▶ _TASK GOAL_
Your answer must consist of every line from the data below that includes the word "Music".
☆ ☆ ☆ ☆ ☆
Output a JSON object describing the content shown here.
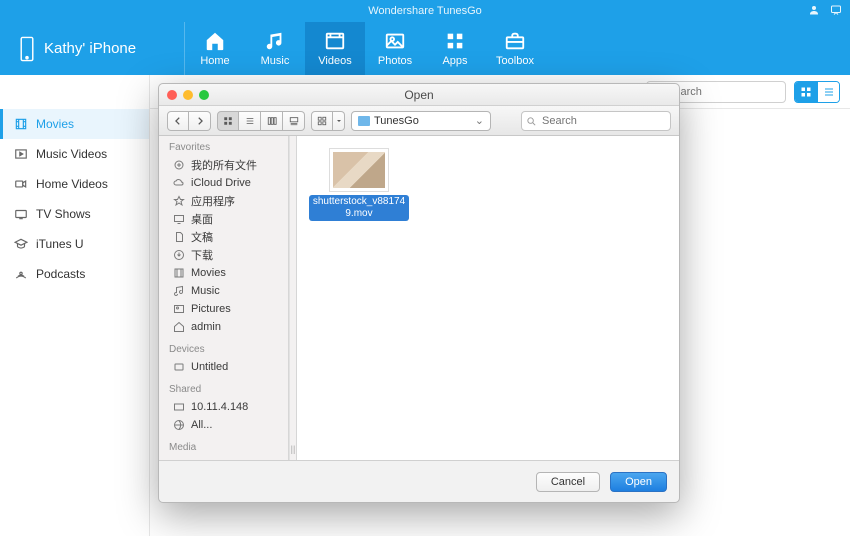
{
  "app": {
    "title": "Wondershare TunesGo"
  },
  "device": {
    "name": "Kathy' iPhone"
  },
  "nav": {
    "home": "Home",
    "music": "Music",
    "videos": "Videos",
    "photos": "Photos",
    "apps": "Apps",
    "toolbox": "Toolbox"
  },
  "toolbar": {
    "search_placeholder": "Search"
  },
  "sidebar": {
    "movies": "Movies",
    "music_videos": "Music Videos",
    "home_videos": "Home Videos",
    "tv_shows": "TV Shows",
    "itunes_u": "iTunes U",
    "podcasts": "Podcasts"
  },
  "dialog": {
    "title": "Open",
    "path_label": "TunesGo",
    "search_placeholder": "Search",
    "sections": {
      "favorites": "Favorites",
      "devices": "Devices",
      "shared": "Shared",
      "media": "Media"
    },
    "favorites": {
      "all_my_files": "我的所有文件",
      "icloud": "iCloud Drive",
      "applications": "应用程序",
      "desktop": "桌面",
      "documents": "文稿",
      "downloads": "下载",
      "movies": "Movies",
      "music": "Music",
      "pictures": "Pictures",
      "admin": "admin"
    },
    "devices": {
      "untitled": "Untitled"
    },
    "shared": {
      "ip": "10.11.4.148",
      "all": "All..."
    },
    "file_name": "shutterstock_v881749.mov",
    "cancel": "Cancel",
    "open": "Open"
  }
}
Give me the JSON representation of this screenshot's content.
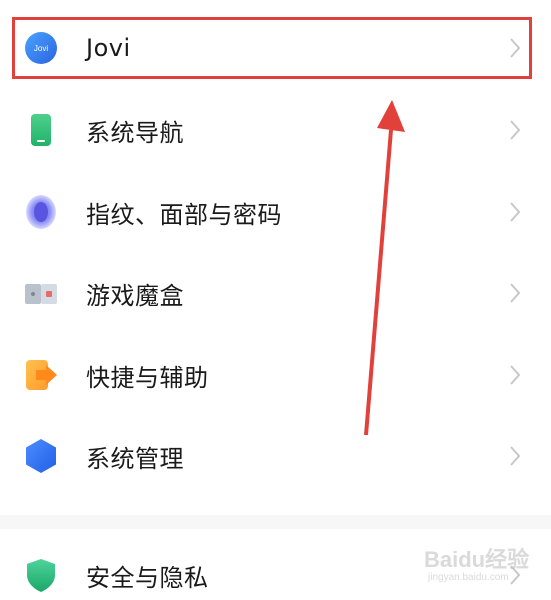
{
  "settings_list": {
    "items": [
      {
        "label": "Jovi",
        "icon": "jovi-icon"
      },
      {
        "label": "系统导航",
        "icon": "phone-navigation-icon"
      },
      {
        "label": "指纹、面部与密码",
        "icon": "fingerprint-icon"
      },
      {
        "label": "游戏魔盒",
        "icon": "game-box-icon"
      },
      {
        "label": "快捷与辅助",
        "icon": "shortcut-arrow-icon"
      },
      {
        "label": "系统管理",
        "icon": "system-management-icon"
      },
      {
        "label": "安全与隐私",
        "icon": "security-shield-icon"
      }
    ]
  },
  "annotation": {
    "highlight_color": "#e2403a",
    "arrow_color": "#e2403a"
  },
  "jovi_icon_text": "Jovi",
  "watermark": {
    "brand": "Baidu经验",
    "sub": "jingyan.baidu.com"
  }
}
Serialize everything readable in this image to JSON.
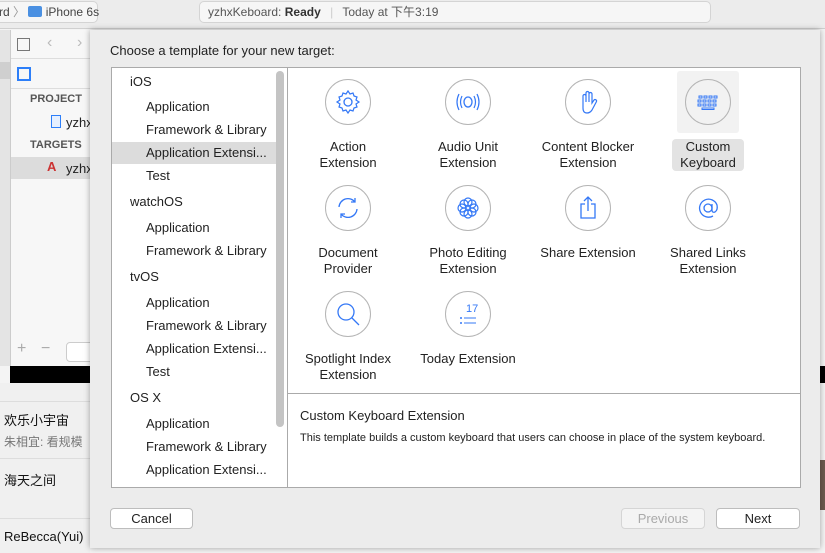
{
  "toolbar": {
    "scheme_prefix": "rd",
    "device": "iPhone 6s",
    "status_target": "yzhxKeboard:",
    "status_state": "Ready",
    "status_time": "Today at 下午3:19"
  },
  "navigator": {
    "project_header": "PROJECT",
    "project_item": "yzhx",
    "targets_header": "TARGETS",
    "target_item": "yzhx"
  },
  "chat": {
    "items": [
      "欢乐小宇宙",
      "朱相宜: 看规模",
      "海天之间",
      "ReBecca(Yui)"
    ]
  },
  "sheet": {
    "title": "Choose a template for your new target:",
    "categories": [
      {
        "label": "iOS",
        "header": true
      },
      {
        "label": "Application"
      },
      {
        "label": "Framework & Library"
      },
      {
        "label": "Application Extensi...",
        "selected": true
      },
      {
        "label": "Test"
      },
      {
        "label": "watchOS",
        "header": true
      },
      {
        "label": "Application"
      },
      {
        "label": "Framework & Library"
      },
      {
        "label": "tvOS",
        "header": true
      },
      {
        "label": "Application"
      },
      {
        "label": "Framework & Library"
      },
      {
        "label": "Application Extensi..."
      },
      {
        "label": "Test"
      },
      {
        "label": "OS X",
        "header": true
      },
      {
        "label": "Application"
      },
      {
        "label": "Framework & Library"
      },
      {
        "label": "Application Extensi..."
      }
    ],
    "templates": [
      {
        "label1": "Action",
        "label2": "Extension",
        "icon": "gear-icon"
      },
      {
        "label1": "Audio Unit",
        "label2": "Extension",
        "icon": "audio-wave-icon"
      },
      {
        "label1": "Content Blocker",
        "label2": "Extension",
        "icon": "hand-icon"
      },
      {
        "label1": "Custom",
        "label2": "Keyboard",
        "icon": "keyboard-icon",
        "selected": true
      },
      {
        "label1": "Document",
        "label2": "Provider",
        "icon": "sync-icon"
      },
      {
        "label1": "Photo Editing",
        "label2": "Extension",
        "icon": "flower-icon"
      },
      {
        "label1": "Share Extension",
        "label2": "",
        "icon": "share-icon"
      },
      {
        "label1": "Shared Links",
        "label2": "Extension",
        "icon": "at-icon"
      },
      {
        "label1": "Spotlight Index",
        "label2": "Extension",
        "icon": "search-icon"
      },
      {
        "label1": "Today Extension",
        "label2": "",
        "icon": "calendar-list-icon",
        "icon_text": "17"
      }
    ],
    "description_title": "Custom Keyboard Extension",
    "description_text": "This template builds a custom keyboard that users can choose in place of the system keyboard.",
    "cancel": "Cancel",
    "previous": "Previous",
    "next": "Next"
  },
  "colors": {
    "accent": "#3478f6"
  }
}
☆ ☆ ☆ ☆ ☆
▶ _RESULT FOR THIS EXERCISE_
    "music": "Music",
    "music_videos": "Music Videos",
      "music": "Music",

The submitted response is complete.